Dataset rows describing interfaces:
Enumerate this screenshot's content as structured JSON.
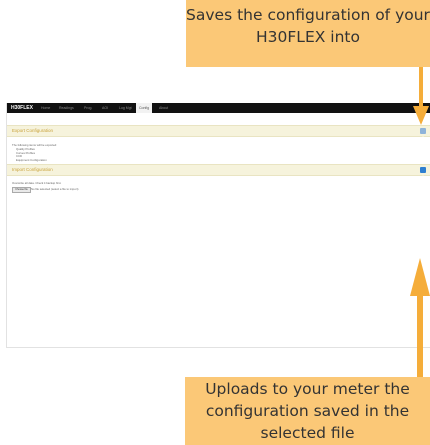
{
  "app": {
    "brand": "H30FLEX",
    "nav_tabs": [
      "Home",
      "Readings",
      "Prog.",
      "AOI",
      "Log Mgt",
      "Config",
      "About"
    ],
    "active_tab": "Config"
  },
  "export_section": {
    "title": "Export Configuration",
    "intro": "The following items will be exported:",
    "items": [
      "Quality Profiles",
      "Curves Profiles",
      "CCD",
      "Equipment Configuration"
    ],
    "button_icon": "download-icon",
    "button_color": "#8fb3d9"
  },
  "import_section": {
    "title": "Import Configuration",
    "warning": "Overwrite all data. Check it backup first.",
    "file_button": "Choose file",
    "file_status": "No file selected (select a file to import)",
    "button_icon": "upload-icon",
    "button_color": "#2f7fd0"
  },
  "callouts": {
    "top": "Saves the configuration of your H30FLEX into",
    "bottom": "Uploads to your meter the configuration saved in the selected file"
  },
  "colors": {
    "callout_bg": "#fbc877",
    "arrow": "#f5ad3a",
    "panel_header": "#f6f3dc",
    "panel_title": "#c9a23b"
  }
}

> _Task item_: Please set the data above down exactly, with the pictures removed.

> _Answer box_:
Enumerate this screenshot's content as structured JSON.
{
  "app": {
    "brand": "H30FLEX",
    "nav_tabs": [
      "Home",
      "Readings",
      "Prog.",
      "AOI",
      "Log Mgt",
      "Config",
      "About"
    ],
    "active_tab": "Config"
  },
  "export_section": {
    "title": "Export Configuration",
    "intro": "The following items will be exported:",
    "items": [
      "Quality Profiles",
      "Curves Profiles",
      "CCD",
      "Equipment Configuration"
    ],
    "button_icon": "download-icon",
    "button_color": "#8fb3d9"
  },
  "import_section": {
    "title": "Import Configuration",
    "warning": "Overwrite all data. Check it backup first.",
    "file_button": "Choose file",
    "file_status": "No file selected (select a file to import)",
    "button_icon": "upload-icon",
    "button_color": "#2f7fd0"
  },
  "callouts": {
    "top": "Saves the configuration of your H30FLEX into",
    "bottom": "Uploads to your meter the configuration saved in the selected file"
  },
  "colors": {
    "callout_bg": "#fbc877",
    "arrow": "#f5ad3a",
    "panel_header": "#f6f3dc",
    "panel_title": "#c9a23b"
  }
}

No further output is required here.